Playing with inexpensive or salvaged speakers is an interesting side hobby to electronics. Most of us have succumbed to that particular bug early in our careers. I can recall articles in Popular Electronics around 1961 on "Sweet Sixteen" loudspeaker arrays (4x4 arrays of cheap 5" speakers) that were supposed to have the extended bass response of a single large twelve or fifteen inch loudspeaker. I didn't bite on that, but a lot of hobbyists did. From what I read later, it was a total fail at reproducing low frequency bass notes, but I never had the opportunity to actually listen to one of them. When we could afford it, wife and I purchased a pair of used Jensen loudspeakers. Those held up through raising two girls and two boys before the loudspeakers finally died... probably from being over-driven during one (or all) of our kids teen-aged years.
What I did eventually do was build two small unvented enclosures for a pair of small, new, replacement loudspeakers intended for mounting in automobile doors.
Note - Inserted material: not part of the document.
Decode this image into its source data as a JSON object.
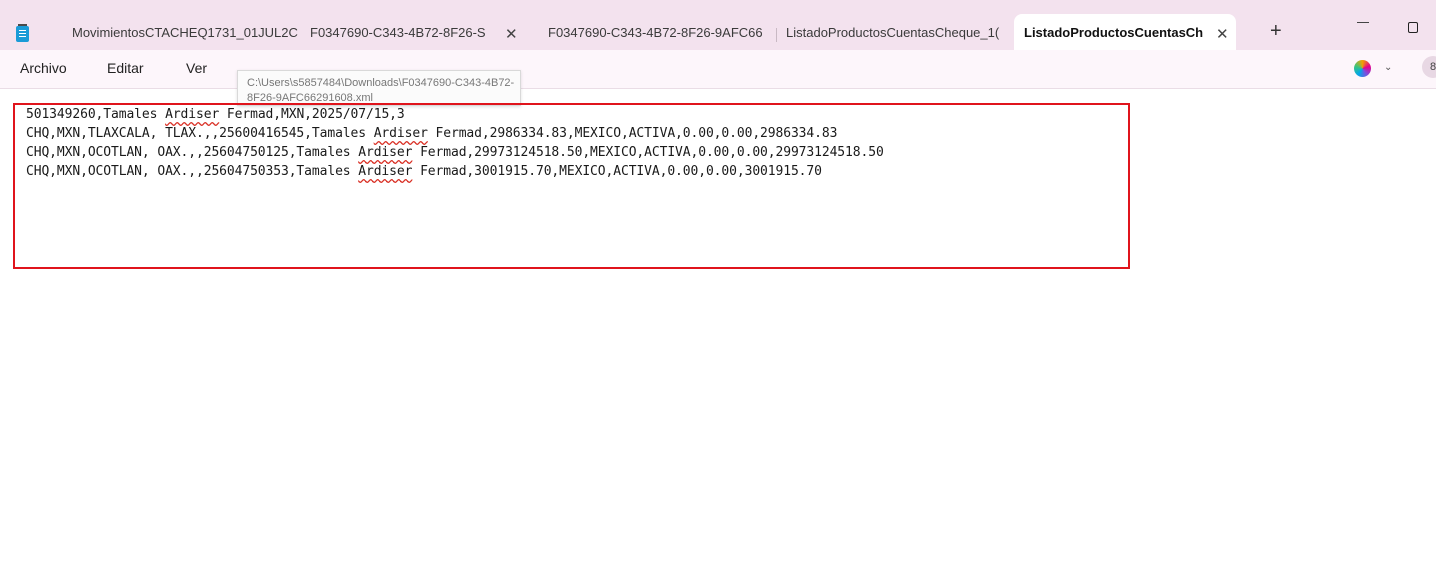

Mounting the speakers in car doors is apparently effective in isolating the rear pressure wave from the front pressure wave of the speaker, thereby avoiding interference effects. But we got rid of the car before installing the speakers, which I discovered a few years later in their original packing boxes.
Mounting a speaker in a sealed box filled with sound-absorbing material is supposed to also be effective. About as effective as mounting a speaker on an "infinite wall" or on a car door to isolate the front and back sides. What I ended up with was two very heavy, bookshelf-sized, speakers with mediocre sound reproduction quality. Useful, but not high-fidelity by any stretch of the imagination. I still haul them out from time-to-time and drive them with a small Radio Shack stereo amplifier pumping out maybe five watts per channel on a good day. Good enough for listening to YouTube music videos on my desktop PC or laptop or streaming audio clips ripped from CDs.
So, yeah, go ahead and build some cabinets... play around with bass-reflex designs and ported tube designs. Go for measuring the Thiele-Small characteristics and use those to guide your enclosure design. By the time you are thirty and are making some big bux in your chosen career, you will probably gladly pay some of those big bux for an off-the-shelf solution, so you can spend more time actually listening to music while pursuing an electronics hobby on the workbench. Well, that works for me but your mileage (or kilometers) may differ.